▸ ABOUT THIS EXERCISE:
Below are the entries; count the lines in them that contain the word "style" and give only the number.

[Data about app and page elements]
※

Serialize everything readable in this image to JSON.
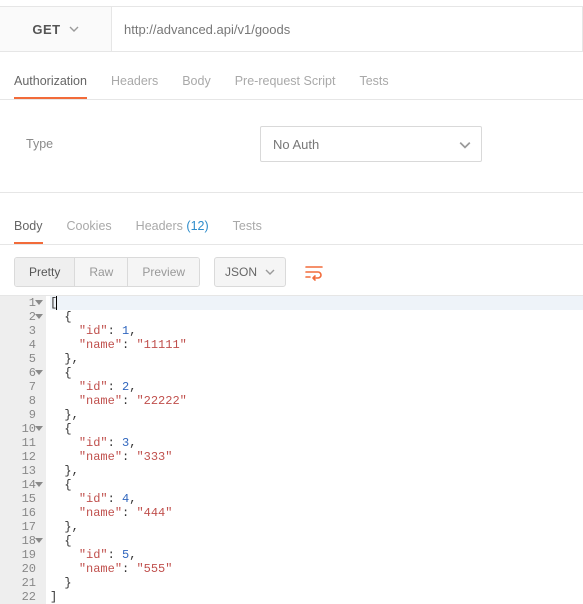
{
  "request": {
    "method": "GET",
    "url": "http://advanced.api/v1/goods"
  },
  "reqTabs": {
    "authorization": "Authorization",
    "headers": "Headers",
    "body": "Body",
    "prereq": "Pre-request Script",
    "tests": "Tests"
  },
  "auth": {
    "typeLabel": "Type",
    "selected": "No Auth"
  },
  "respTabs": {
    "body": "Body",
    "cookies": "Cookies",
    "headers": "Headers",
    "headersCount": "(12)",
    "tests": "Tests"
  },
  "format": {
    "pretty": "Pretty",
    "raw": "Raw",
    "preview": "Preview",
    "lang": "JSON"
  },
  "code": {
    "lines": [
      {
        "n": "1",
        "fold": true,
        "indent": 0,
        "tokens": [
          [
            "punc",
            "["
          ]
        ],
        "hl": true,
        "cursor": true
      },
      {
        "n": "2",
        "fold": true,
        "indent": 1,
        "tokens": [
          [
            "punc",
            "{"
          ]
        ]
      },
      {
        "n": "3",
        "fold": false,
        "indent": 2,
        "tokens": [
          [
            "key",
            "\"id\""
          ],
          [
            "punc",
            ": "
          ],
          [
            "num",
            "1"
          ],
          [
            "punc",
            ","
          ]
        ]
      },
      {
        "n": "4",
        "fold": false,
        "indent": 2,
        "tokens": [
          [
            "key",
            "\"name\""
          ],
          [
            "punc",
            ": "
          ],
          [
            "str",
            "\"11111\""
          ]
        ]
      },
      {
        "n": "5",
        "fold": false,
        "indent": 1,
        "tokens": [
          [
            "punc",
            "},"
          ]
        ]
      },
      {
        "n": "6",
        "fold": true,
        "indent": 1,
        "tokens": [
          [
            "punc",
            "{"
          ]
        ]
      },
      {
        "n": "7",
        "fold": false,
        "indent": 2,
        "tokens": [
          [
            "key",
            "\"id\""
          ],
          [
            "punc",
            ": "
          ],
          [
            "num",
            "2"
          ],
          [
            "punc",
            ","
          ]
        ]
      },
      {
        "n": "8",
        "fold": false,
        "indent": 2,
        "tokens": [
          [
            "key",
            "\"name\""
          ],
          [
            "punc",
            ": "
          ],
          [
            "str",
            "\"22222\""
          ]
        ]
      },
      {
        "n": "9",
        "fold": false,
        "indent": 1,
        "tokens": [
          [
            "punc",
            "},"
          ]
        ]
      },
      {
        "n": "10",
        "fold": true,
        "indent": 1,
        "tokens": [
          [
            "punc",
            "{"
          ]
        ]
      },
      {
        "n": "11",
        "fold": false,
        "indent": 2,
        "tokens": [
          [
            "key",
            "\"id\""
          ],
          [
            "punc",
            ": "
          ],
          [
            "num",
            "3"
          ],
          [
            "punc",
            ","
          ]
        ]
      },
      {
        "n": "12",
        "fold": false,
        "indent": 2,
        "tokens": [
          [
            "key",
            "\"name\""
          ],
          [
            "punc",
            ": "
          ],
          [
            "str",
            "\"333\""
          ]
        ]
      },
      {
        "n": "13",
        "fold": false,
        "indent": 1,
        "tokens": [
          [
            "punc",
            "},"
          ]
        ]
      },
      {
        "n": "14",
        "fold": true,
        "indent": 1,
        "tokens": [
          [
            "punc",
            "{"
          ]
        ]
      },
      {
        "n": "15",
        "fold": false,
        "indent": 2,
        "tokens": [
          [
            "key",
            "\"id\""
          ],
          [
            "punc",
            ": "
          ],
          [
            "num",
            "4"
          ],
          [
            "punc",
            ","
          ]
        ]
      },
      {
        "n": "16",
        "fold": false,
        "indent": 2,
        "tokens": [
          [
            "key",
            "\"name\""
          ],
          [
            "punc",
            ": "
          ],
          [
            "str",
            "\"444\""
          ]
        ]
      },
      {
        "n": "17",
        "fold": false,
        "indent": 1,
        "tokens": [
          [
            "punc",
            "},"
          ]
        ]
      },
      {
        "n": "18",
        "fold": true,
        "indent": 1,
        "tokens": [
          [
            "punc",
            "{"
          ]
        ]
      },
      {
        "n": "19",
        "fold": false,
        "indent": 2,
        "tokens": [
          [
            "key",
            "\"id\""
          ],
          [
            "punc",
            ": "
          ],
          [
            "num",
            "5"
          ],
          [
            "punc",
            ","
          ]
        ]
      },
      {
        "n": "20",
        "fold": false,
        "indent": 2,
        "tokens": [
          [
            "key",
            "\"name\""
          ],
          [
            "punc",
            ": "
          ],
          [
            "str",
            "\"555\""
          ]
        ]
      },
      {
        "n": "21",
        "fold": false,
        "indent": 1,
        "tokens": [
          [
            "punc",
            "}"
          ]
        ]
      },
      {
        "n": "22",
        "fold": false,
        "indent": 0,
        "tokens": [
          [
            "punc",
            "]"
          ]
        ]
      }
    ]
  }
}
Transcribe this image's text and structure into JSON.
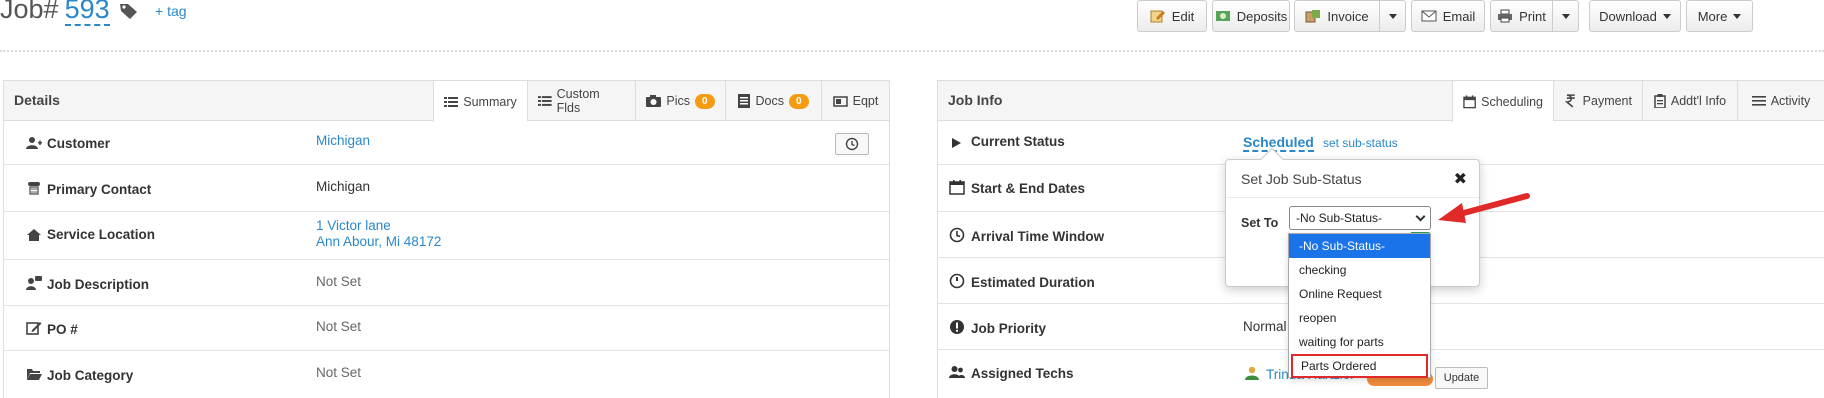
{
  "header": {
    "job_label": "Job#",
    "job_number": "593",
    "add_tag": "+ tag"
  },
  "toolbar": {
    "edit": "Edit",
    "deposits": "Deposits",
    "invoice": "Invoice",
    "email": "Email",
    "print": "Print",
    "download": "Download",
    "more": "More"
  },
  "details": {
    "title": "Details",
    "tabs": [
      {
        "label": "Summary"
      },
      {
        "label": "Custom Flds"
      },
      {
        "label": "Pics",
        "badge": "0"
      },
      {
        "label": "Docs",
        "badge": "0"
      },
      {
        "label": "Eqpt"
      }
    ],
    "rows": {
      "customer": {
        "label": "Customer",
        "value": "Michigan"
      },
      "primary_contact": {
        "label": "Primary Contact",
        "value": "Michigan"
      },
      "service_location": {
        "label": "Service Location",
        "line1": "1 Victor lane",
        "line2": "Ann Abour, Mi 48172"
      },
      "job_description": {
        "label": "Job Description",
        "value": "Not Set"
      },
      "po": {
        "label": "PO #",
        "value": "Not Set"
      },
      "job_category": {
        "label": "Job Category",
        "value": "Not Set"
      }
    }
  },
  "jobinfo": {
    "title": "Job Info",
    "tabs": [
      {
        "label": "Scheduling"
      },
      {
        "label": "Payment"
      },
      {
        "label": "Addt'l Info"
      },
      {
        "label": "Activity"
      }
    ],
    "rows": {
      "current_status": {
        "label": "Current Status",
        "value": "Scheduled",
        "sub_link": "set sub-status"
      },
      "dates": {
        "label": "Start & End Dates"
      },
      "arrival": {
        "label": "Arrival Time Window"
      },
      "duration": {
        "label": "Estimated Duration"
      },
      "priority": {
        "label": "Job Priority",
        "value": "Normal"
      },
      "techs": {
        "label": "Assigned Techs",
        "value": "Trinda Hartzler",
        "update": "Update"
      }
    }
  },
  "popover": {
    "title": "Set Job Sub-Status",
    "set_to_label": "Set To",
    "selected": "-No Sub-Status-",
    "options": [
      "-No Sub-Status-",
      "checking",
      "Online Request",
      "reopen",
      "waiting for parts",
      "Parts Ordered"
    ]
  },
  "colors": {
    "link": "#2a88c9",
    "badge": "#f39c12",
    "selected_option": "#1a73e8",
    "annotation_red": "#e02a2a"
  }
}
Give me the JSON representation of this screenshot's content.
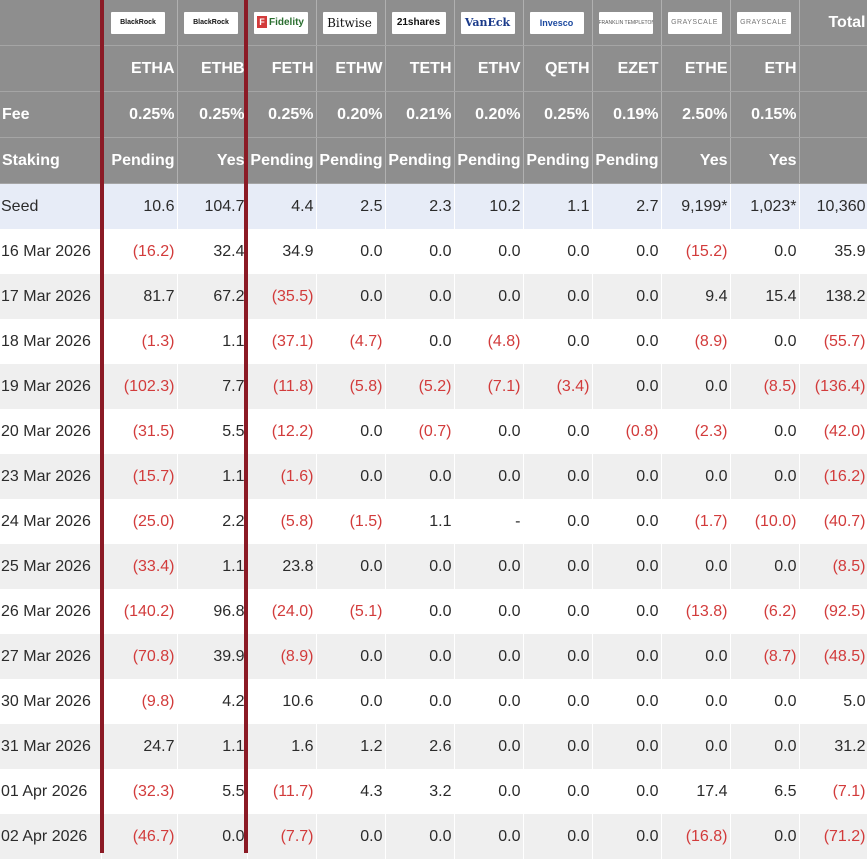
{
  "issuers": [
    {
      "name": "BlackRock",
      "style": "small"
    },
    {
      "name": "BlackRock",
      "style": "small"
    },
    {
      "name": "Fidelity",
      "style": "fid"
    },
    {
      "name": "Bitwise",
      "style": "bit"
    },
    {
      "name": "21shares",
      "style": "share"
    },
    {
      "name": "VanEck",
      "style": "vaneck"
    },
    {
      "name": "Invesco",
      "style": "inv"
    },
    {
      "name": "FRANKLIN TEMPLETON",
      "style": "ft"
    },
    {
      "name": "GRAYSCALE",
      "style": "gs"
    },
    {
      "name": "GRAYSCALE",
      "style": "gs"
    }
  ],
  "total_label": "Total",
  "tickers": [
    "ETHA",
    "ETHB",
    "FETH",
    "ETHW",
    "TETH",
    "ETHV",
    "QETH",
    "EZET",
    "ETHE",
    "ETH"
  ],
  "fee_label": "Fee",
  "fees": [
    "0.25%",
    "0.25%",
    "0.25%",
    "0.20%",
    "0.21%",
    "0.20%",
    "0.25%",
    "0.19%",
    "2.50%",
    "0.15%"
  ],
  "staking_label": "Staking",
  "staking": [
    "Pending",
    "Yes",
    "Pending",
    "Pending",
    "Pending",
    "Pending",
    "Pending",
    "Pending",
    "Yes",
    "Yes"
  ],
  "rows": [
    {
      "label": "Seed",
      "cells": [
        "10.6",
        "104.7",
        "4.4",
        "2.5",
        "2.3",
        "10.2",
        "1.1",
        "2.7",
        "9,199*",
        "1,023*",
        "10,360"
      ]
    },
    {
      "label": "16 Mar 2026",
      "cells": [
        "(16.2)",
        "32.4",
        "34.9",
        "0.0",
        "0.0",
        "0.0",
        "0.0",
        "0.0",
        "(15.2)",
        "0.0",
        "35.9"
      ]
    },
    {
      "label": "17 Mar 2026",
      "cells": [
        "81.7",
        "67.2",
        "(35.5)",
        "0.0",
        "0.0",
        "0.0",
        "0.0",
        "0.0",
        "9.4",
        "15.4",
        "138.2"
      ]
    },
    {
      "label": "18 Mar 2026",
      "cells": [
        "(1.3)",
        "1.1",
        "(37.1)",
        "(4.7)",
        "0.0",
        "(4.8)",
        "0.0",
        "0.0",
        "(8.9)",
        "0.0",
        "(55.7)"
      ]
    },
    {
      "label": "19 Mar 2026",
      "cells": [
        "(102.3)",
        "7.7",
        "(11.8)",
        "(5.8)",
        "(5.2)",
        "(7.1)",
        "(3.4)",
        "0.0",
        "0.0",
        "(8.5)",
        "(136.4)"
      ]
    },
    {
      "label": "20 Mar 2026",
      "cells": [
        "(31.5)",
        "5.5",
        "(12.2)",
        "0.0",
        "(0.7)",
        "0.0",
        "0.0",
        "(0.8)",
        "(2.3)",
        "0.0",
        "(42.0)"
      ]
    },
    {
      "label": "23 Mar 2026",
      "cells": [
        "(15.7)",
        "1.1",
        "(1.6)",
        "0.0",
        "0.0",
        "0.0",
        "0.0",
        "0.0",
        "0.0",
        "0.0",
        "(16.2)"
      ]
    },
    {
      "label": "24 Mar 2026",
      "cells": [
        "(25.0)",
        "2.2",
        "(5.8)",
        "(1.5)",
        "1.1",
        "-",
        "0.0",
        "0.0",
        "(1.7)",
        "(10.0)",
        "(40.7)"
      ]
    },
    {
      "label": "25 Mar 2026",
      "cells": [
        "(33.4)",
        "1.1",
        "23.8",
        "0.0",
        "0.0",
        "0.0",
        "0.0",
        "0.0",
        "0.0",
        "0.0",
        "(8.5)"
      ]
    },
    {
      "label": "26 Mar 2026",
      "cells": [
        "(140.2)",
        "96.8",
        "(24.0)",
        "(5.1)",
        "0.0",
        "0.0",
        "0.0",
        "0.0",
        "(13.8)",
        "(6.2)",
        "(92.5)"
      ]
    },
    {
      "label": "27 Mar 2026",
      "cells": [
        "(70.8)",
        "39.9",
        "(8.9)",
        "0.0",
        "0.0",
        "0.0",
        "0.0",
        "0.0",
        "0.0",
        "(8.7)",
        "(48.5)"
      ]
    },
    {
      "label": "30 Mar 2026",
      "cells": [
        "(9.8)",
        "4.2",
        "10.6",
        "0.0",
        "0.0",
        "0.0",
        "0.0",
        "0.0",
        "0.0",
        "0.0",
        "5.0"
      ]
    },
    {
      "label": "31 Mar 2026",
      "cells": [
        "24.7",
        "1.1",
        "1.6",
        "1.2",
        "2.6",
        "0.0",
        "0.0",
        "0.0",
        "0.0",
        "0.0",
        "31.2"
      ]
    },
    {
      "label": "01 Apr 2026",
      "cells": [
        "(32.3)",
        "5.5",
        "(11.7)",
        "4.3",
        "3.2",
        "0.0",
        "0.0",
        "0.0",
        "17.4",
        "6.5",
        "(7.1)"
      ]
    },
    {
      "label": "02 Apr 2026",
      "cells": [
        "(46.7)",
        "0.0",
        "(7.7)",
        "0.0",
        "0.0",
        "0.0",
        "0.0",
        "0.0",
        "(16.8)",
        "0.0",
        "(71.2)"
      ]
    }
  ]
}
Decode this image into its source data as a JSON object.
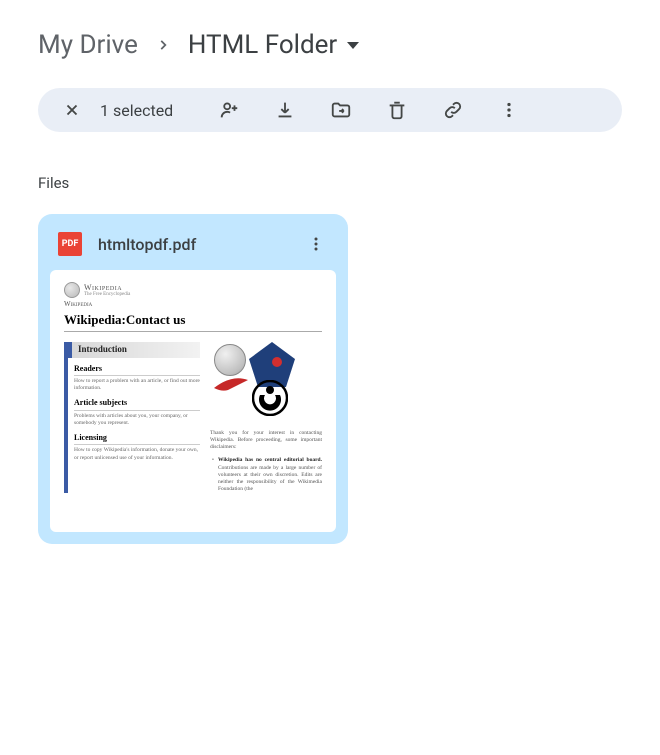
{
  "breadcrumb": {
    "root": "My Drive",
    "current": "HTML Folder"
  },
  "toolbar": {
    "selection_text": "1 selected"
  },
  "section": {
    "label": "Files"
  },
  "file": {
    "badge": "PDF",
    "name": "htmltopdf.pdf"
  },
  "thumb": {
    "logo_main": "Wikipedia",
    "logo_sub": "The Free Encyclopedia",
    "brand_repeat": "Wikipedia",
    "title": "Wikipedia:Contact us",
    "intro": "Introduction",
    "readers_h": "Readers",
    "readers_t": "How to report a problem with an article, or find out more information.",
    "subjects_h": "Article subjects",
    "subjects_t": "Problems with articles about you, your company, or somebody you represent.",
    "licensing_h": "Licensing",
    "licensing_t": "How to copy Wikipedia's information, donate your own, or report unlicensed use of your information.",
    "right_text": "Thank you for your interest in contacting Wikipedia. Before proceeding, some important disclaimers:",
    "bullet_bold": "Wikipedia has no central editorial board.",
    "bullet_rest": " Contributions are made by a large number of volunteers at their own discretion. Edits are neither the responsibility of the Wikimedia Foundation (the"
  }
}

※

▸ YOUR RESPONSE:
10